You can go for classic partnerships, such as a soft ochre coloured plaster wall in Resene Half Canterbury Clay for your Spanish-inspired courtyard, or a dark-stained slatted fence in Resene Banjul for your restful zen-like retreat.
Or for those same spaces, you can think slightly outside the square – a turquoise wall for the Mexican one in Resene She’ll Be Right, and a deep red high gloss slatted screen for the Japanese in Resene Jalapeno. How about a smoky purple wall of Resene Siesta behind the grey-green foliage in a Mediterranean inspired planting scheme. Or an orange and yellow pop-art style wall for a fun Californian feel?

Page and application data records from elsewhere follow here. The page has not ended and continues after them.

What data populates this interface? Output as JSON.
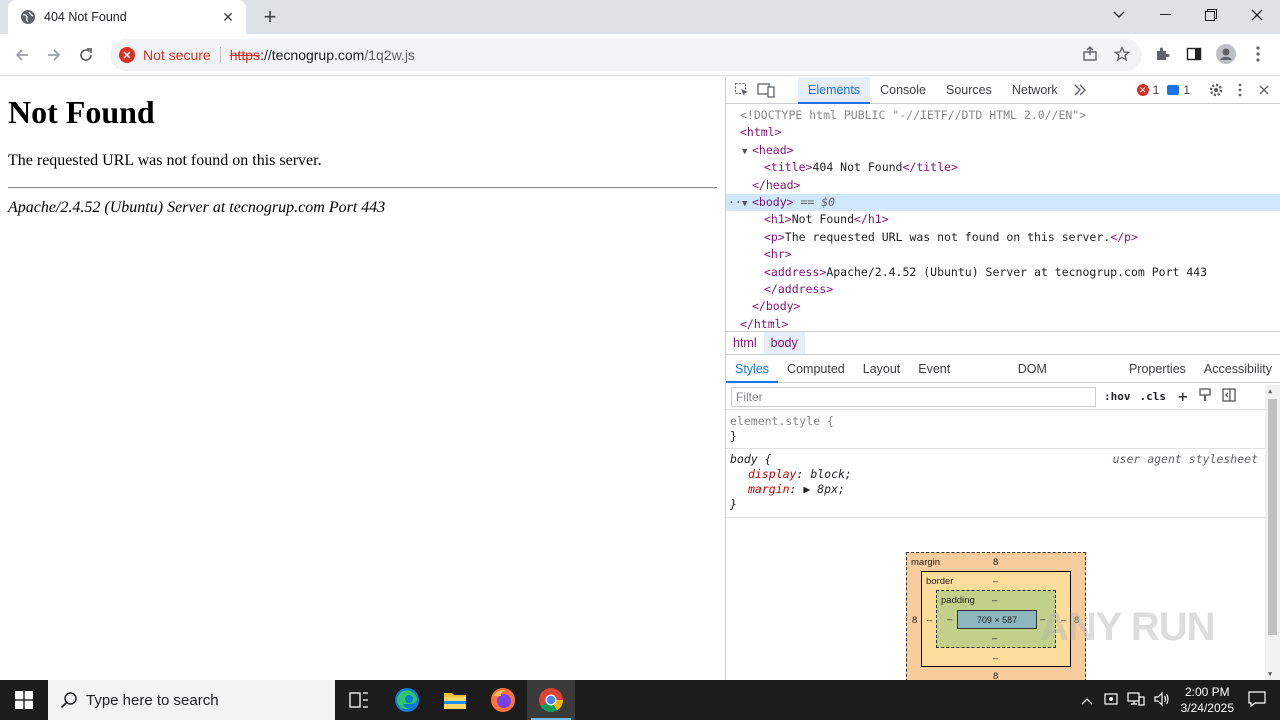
{
  "browser": {
    "tab_title": "404 Not Found",
    "security_label": "Not secure",
    "url_scheme": "https",
    "url_host": "://tecnogrup.com",
    "url_path": "/1q2w.js"
  },
  "page": {
    "heading": "Not Found",
    "message": "The requested URL was not found on this server.",
    "address": "Apache/2.4.52 (Ubuntu) Server at tecnogrup.com Port 443"
  },
  "devtools": {
    "tabs": [
      "Elements",
      "Console",
      "Sources",
      "Network"
    ],
    "error_count": "1",
    "message_count": "1",
    "dom": {
      "doctype": "<!DOCTYPE html PUBLIC \"-//IETF//DTD HTML 2.0//EN\">",
      "html_open": "<html>",
      "head_open": "<head>",
      "title_open": "<title>",
      "title_text": "404 Not Found",
      "title_close": "</title>",
      "head_close": "</head>",
      "body_open": "<body>",
      "body_marker": " == $0",
      "h1_open": "<h1>",
      "h1_text": "Not Found",
      "h1_close": "</h1>",
      "p_open": "<p>",
      "p_text": "The requested URL was not found on this server.",
      "p_close": "</p>",
      "hr": "<hr>",
      "address_open": "<address>",
      "address_text": "Apache/2.4.52 (Ubuntu) Server at tecnogrup.com Port 443",
      "address_close": "</address>",
      "body_close": "</body>",
      "html_close": "</html>"
    },
    "breadcrumbs": [
      "html",
      "body"
    ],
    "subtabs": [
      "Styles",
      "Computed",
      "Layout",
      "Event Listeners",
      "DOM Breakpoints",
      "Properties",
      "Accessibility"
    ],
    "filter_placeholder": "Filter",
    "hov_label": ":hov",
    "cls_label": ".cls",
    "styles": {
      "element_style_selector": "element.style {",
      "close_brace": "}",
      "body_selector": "body {",
      "ua_label": "user agent stylesheet",
      "display_prop": "display",
      "display_value": ": block;",
      "margin_prop": "margin",
      "margin_value": ": ▶ 8px;"
    },
    "box_model": {
      "margin_label": "margin",
      "margin_value": "8",
      "border_label": "border",
      "border_value": "–",
      "padding_label": "padding",
      "padding_value": "–",
      "content_size": "709 × 587",
      "dash": "–"
    }
  },
  "taskbar": {
    "search_placeholder": "Type here to search",
    "time": "2:00 PM",
    "date": "3/24/2025"
  },
  "watermark": "ANY RUN"
}
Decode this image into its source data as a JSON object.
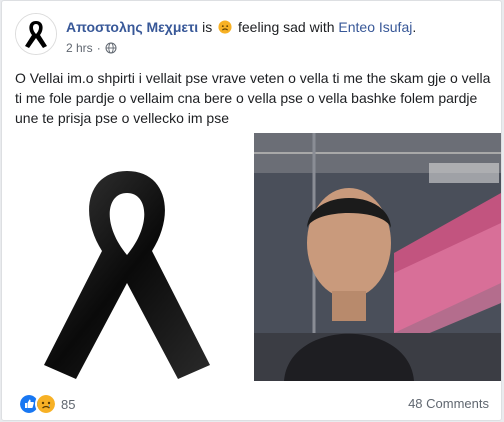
{
  "post": {
    "author": "Αποστολης Μεχμετι",
    "is_text": "is",
    "feeling_text": "feeling sad with",
    "tagged": "Enteo Isufaj",
    "period": ".",
    "time": "2 hrs",
    "time_sep": "·",
    "privacy_icon": "globe-icon",
    "body": "O Vellai im.o shpirti i vellait pse vrave veten o vella ti me the skam gje o vella ti me fole pardje o vellaim cna bere o vella pse o vella bashke folem pardje une te prisja pse o vellecko im pse"
  },
  "footer": {
    "reaction_icons": [
      "like-icon",
      "sad-icon"
    ],
    "reaction_count": "85",
    "comments": "48 Comments"
  },
  "colors": {
    "link": "#385898",
    "text": "#1c1e21",
    "meta": "#606770",
    "like_blue": "#1877f2",
    "sad_yellow": "#f7b125"
  }
}
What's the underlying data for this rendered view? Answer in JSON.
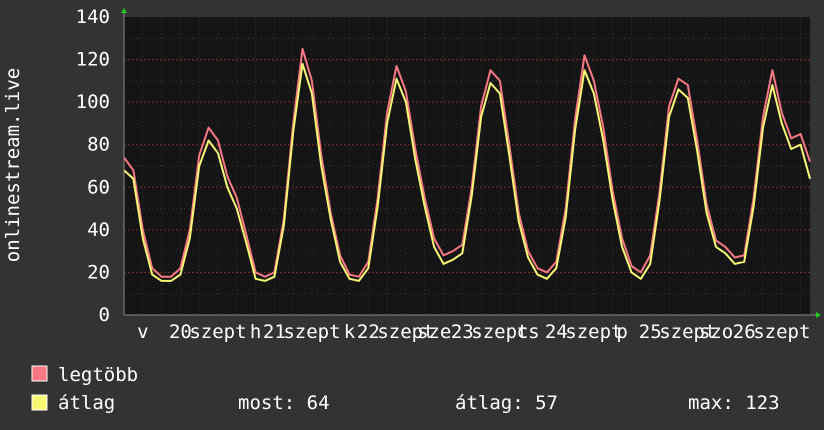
{
  "chart_data": {
    "type": "line",
    "ylabel": "onlinestream.live",
    "ylim": [
      0,
      140
    ],
    "yticks": [
      0,
      20,
      40,
      60,
      80,
      100,
      120,
      140
    ],
    "x_range": [
      0,
      7.3
    ],
    "xticks": [
      {
        "x": 0.2,
        "label": "v"
      },
      {
        "x": 0.6,
        "label": "20"
      },
      {
        "x": 1.0,
        "label": "szept"
      },
      {
        "x": 1.4,
        "label": "h"
      },
      {
        "x": 1.6,
        "label": "21"
      },
      {
        "x": 2.0,
        "label": "szept"
      },
      {
        "x": 2.4,
        "label": "k"
      },
      {
        "x": 2.6,
        "label": "22"
      },
      {
        "x": 3.0,
        "label": "szept"
      },
      {
        "x": 3.3,
        "label": "sze"
      },
      {
        "x": 3.6,
        "label": "23"
      },
      {
        "x": 4.0,
        "label": "szept"
      },
      {
        "x": 4.3,
        "label": "cs"
      },
      {
        "x": 4.6,
        "label": "24"
      },
      {
        "x": 5.0,
        "label": "szept"
      },
      {
        "x": 5.3,
        "label": "p"
      },
      {
        "x": 5.6,
        "label": "25"
      },
      {
        "x": 6.0,
        "label": "szept"
      },
      {
        "x": 6.3,
        "label": "szo"
      },
      {
        "x": 6.6,
        "label": "26"
      },
      {
        "x": 7.0,
        "label": "szept"
      }
    ],
    "grid": true,
    "series": [
      {
        "name": "legtöbb",
        "color": "#f87883",
        "x": [
          0.0,
          0.1,
          0.2,
          0.3,
          0.4,
          0.5,
          0.6,
          0.7,
          0.8,
          0.9,
          1.0,
          1.1,
          1.2,
          1.3,
          1.4,
          1.5,
          1.6,
          1.7,
          1.8,
          1.9,
          2.0,
          2.1,
          2.2,
          2.3,
          2.4,
          2.5,
          2.6,
          2.7,
          2.8,
          2.9,
          3.0,
          3.1,
          3.2,
          3.3,
          3.4,
          3.5,
          3.6,
          3.7,
          3.8,
          3.9,
          4.0,
          4.1,
          4.2,
          4.3,
          4.4,
          4.5,
          4.6,
          4.7,
          4.8,
          4.9,
          5.0,
          5.1,
          5.2,
          5.3,
          5.4,
          5.5,
          5.6,
          5.7,
          5.8,
          5.9,
          6.0,
          6.1,
          6.2,
          6.3,
          6.4,
          6.5,
          6.6,
          6.7,
          6.8,
          6.9,
          7.0,
          7.1,
          7.2,
          7.3
        ],
        "values": [
          74,
          68,
          40,
          22,
          18,
          18,
          22,
          40,
          75,
          88,
          82,
          65,
          55,
          38,
          20,
          18,
          20,
          45,
          90,
          125,
          110,
          75,
          48,
          28,
          19,
          18,
          25,
          55,
          95,
          117,
          105,
          78,
          55,
          36,
          28,
          30,
          33,
          60,
          98,
          115,
          110,
          80,
          48,
          30,
          22,
          20,
          25,
          50,
          92,
          122,
          110,
          88,
          58,
          36,
          23,
          20,
          28,
          58,
          98,
          111,
          108,
          82,
          52,
          35,
          32,
          27,
          28,
          55,
          93,
          115,
          95,
          83,
          85,
          72
        ]
      },
      {
        "name": "átlag",
        "color": "#f8f874",
        "x": [
          0.0,
          0.1,
          0.2,
          0.3,
          0.4,
          0.5,
          0.6,
          0.7,
          0.8,
          0.9,
          1.0,
          1.1,
          1.2,
          1.3,
          1.4,
          1.5,
          1.6,
          1.7,
          1.8,
          1.9,
          2.0,
          2.1,
          2.2,
          2.3,
          2.4,
          2.5,
          2.6,
          2.7,
          2.8,
          2.9,
          3.0,
          3.1,
          3.2,
          3.3,
          3.4,
          3.5,
          3.6,
          3.7,
          3.8,
          3.9,
          4.0,
          4.1,
          4.2,
          4.3,
          4.4,
          4.5,
          4.6,
          4.7,
          4.8,
          4.9,
          5.0,
          5.1,
          5.2,
          5.3,
          5.4,
          5.5,
          5.6,
          5.7,
          5.8,
          5.9,
          6.0,
          6.1,
          6.2,
          6.3,
          6.4,
          6.5,
          6.6,
          6.7,
          6.8,
          6.9,
          7.0,
          7.1,
          7.2,
          7.3
        ],
        "values": [
          68,
          64,
          36,
          19,
          16,
          16,
          19,
          36,
          70,
          82,
          76,
          60,
          50,
          34,
          17,
          16,
          18,
          42,
          86,
          118,
          104,
          70,
          45,
          25,
          17,
          16,
          22,
          51,
          90,
          111,
          100,
          73,
          51,
          32,
          24,
          26,
          29,
          56,
          93,
          109,
          104,
          75,
          44,
          27,
          19,
          17,
          22,
          46,
          87,
          115,
          104,
          82,
          54,
          32,
          20,
          17,
          24,
          54,
          93,
          106,
          102,
          77,
          48,
          32,
          29,
          24,
          25,
          51,
          88,
          108,
          90,
          78,
          80,
          64
        ]
      }
    ],
    "legend_placement": "bottom-left"
  },
  "legend": {
    "max_label": "legtöbb",
    "avg_label": "átlag",
    "now_text": "most: 64",
    "avg_text": "átlag: 57",
    "max_text": "max: 123"
  }
}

Using contrast is a great way to avoid predictability in a garden. Like most design principles, in moderation, contrast is good but too much can be confusing and unsettling. This is especially true if you have a smaller courtyard garden. Use one striking focal point, preferably viewed from the house as well.
Plants may be the heroes of your garden but paint and stain colour can create either a sympathetic framework to put those plants within, or they can be used to enhance a garden feature that would otherwise look drab and dull.

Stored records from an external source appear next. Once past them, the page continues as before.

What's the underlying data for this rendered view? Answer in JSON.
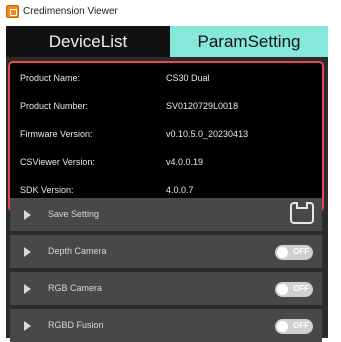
{
  "window": {
    "title": "Credimension Viewer"
  },
  "tabs": [
    {
      "label": "DeviceList",
      "active": false
    },
    {
      "label": "ParamSetting",
      "active": true
    }
  ],
  "info": [
    {
      "label": "Product Name:",
      "value": "CS30 Dual"
    },
    {
      "label": "Product Number:",
      "value": "SV0120729L0018"
    },
    {
      "label": "Firmware Version:",
      "value": "v0.10.5.0_20230413"
    },
    {
      "label": "CSViewer Version:",
      "value": "v4.0.0.19"
    },
    {
      "label": "SDK Version:",
      "value": "4.0.0.7"
    }
  ],
  "sections": {
    "save": {
      "label": "Save Setting"
    },
    "depth": {
      "label": "Depth Camera",
      "toggle": "OFF"
    },
    "rgb": {
      "label": "RGB Camera",
      "toggle": "OFF"
    },
    "rgbd": {
      "label": "RGBD Fusion",
      "toggle": "OFF"
    }
  },
  "colors": {
    "active_tab": "#86e8d8",
    "info_border": "#e04a4a",
    "panel_bg": "#2b2b2b",
    "section_bg": "#484848"
  }
}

For boundary fences, consider deep blacks or green-blacks like Resene Crowshead from the Resene Woodsman exterior stains range, or Resene Black Forest paint. These will not only provide a neutral backdrop for the plants in front, but will make the fence appear to recede and therefore visually expand the size of your garden, no matter how small.
Or take your cue from the colours on the house exterior, bringing those into the garden so that the entire property has a cohesive look – not just a house plonked into a garden. You might use the house’s trim colours on the front fence or extend the weatherboard or wall colour into the outdoor living area or onto plaster walls.
Plaster walls or structures like built-in seats often look good in pale creams or earthy tones – try Resene Thorndon Cream for a yellow-green or Resene Titania.
Do other structures in the garden warrant being highlighted? If your garden shed is a cute timber version, why not treat it to its own colour scheme, or use the same colours as those on the house exterior.
Could the bird house and the letterbox do with a colourful make-over? The playhouse and sandpit? Even the dog kennel might look smart with a new paint job.
And for the ultimate in colour, how about helping our at-risk bee populations and installing some beehives. These are traditionally painted a series of bright ‘flower’ colours to help bees navigate their way home, and Environmental Choice-approved Resene paints are a healthy choice for these little honey-makers.
Accessories and accents
If you’re not keen on strong colour for the major items in the garden, use a bold accent colour on smaller items, like painted pots. Then you can change them every year to suit your own whims or the fashion of the day. Remember to use Resene Terracotta Sealer on the inside and outside of the pots to help repel water, and so that leaching moisture doesn’t affect the paint finish. This is the same principle as an interior where you have the main colour for the walls, but use colourful accessories like cushions and rugs to lift the room.
Texture is a natural ingredient to add to the garden. Finish a wall in a Resene textured finish or enliven some pots with Resene Sandtex textured paint. Bring dimension to your garden by doing things like mixing up colours, creating an ombre effect on a wall, pouring in soft white stones in a few areas, or bringing in potted plants of varying heights.